Yuckfu Dev Diary #8 – Details, Details, Details and a Gameplay Video
In my last post I said I’d add some exhaust streams to my robot. I also said I’d use particles for that. Well, I didn’t. I spent several hours trying to get it right, but it always looked like my robot’s taking a bubble bath instead of riding on a powerful jet engine. I ended up using a single alpha blended sprite for each of the streams. This may sound cheap but actually looks really good.
As you will see in the following video, I did use particles for another effect: the huge explosion you’ll face every time you loose. Since there really is no way to “win” this game, I at least wanted to make the Game Over as visually appealing as possible. I also added a start animation – the robot now launches like a real rocket from a girder that is disconnected just after the engines have warmed up.
Yuckfu for iPhone – Gameplay Video from Dominic Szablewski on Vimeo.
This video shows the game in its current state – it is by no means final. There’s still a lot of stuff missing: a properly designed HUD, effects when crates are collected or new ones spawn and of course: sound! I can’t really talk about sound yet, because I haven’t done anything so far. The only thing I can tell you is that Yuckfu will have sound and music. Hopefully.

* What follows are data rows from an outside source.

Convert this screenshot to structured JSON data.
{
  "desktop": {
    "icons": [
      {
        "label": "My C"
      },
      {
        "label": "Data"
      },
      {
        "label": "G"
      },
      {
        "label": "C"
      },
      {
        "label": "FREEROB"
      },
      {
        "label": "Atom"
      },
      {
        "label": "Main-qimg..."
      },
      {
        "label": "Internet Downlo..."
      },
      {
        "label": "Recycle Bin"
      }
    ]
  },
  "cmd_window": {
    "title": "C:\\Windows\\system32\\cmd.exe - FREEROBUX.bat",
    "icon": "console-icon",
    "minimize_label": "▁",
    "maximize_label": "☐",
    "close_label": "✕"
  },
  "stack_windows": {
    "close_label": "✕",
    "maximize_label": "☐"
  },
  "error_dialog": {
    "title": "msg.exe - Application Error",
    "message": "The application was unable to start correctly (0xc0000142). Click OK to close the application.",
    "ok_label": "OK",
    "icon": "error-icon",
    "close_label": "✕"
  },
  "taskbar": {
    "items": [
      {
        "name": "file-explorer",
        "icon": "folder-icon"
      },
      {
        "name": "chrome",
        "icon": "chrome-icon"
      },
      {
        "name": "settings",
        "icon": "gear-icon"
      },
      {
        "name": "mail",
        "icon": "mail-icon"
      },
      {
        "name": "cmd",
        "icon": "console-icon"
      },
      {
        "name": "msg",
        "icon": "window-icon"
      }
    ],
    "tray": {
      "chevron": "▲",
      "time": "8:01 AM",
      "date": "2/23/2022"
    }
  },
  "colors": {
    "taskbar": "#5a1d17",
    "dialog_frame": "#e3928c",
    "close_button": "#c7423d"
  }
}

Read on for some more in depth (and embarrassing) game developer geekery.
iPhone Screen/Game Recording
As far as I know there is no application or (consumer available) hardware that captures video directly from the iPhone. So the above video is in fact captured from the iPhone simulator, which runs a recording of a game that I played on real hardware. This recorded game, or replay, is saved in a small binary file of about 20KB, where the position of the robot, the state of its thruster and various events (spawning crates etc.) are saved 15 times a second. This relatively low sample rate works quite fine for Yuckfu – there are no sudden movements possible, so the position of the player can easily be interpolated.
There are still some artifacts visible in the video (crates not showing the collect animation, but simply disappearing) that I need to fix. The occasional stutter however is a result of the screen capture itself. In fact, I had to ask a friend with an iMac to capture the video for me, because my MacBook Air was dropping frames all over the place.
I programmed this replay recording functionality not only to be able to capture videos of the game; my initial intent was that these replays can be shared through the game on a public scoreboard. Therefore the size of these files really is an issue. I tried to keep the file format for the replays simple but also space efficient. Each frame consists of a flag stating if and what events happened and what data is to follow, i.e. just the players position, or also the coordinates for the next crate spawn. So each frame is 6 or 8 Bytes in size – I can live with that.
Particle Effects, the Explosion
I first experimented with the OpenGL ES Point Sprites (i.e.
GL_POINTS mode), which sadly turned out to be a waste of time. I can imagine some cases where point sprites might be of use, but for real 3D games (or even my 2.5D Yuckfu) I found the possibilities to be far too limited. You can’t control the rotation of your sprites and their size is independent from their z-position and can only be controlled indirectly.
I ended up drawing each sprite with a separate call to
glDrawArrays. With the 350 particles in my explosion, the bottleneck for performance lies elsewhere anyway: heavy overdraw. With so many transparent surfaces over each other you can quickly bring the iPhones graphics accelerator to its knees.
You might have noticed, that the explosion at the end not only consists of particles but also has a 3D-model of the blast wave – a technique that was used by games like Quake 2 (screenshot) or the N64-Version of Duke Nukem 3D (screenshot), but was later replaced by tons of particles. Some newer games however came back to using explosion models again. You can see them for example in Quake 4 (screenshot) if you look closely.
UV-mapping the explosions sphere actually wasn’t as easy as I first thought. Normally you’d cut the sphere on one side and then apply a nicely Mercator-mapped rectangular texture to it. But not me. I thought I could somehow circumvent the distortion on the poles by cutting my sphere into two halves, to create a circular UV map that could be repeated twice over the sphere. The texture I ended up with turned out to be a huge waste of space and is still distorted. Advice: don’t attempt to find new ways to solve problems that have been around for several hundred years. Also, read Wikipedia: Like all map projections that attempt to fit a curved surface onto a flat sheet, the shape of the map is a distortion (…). Yes, thank you.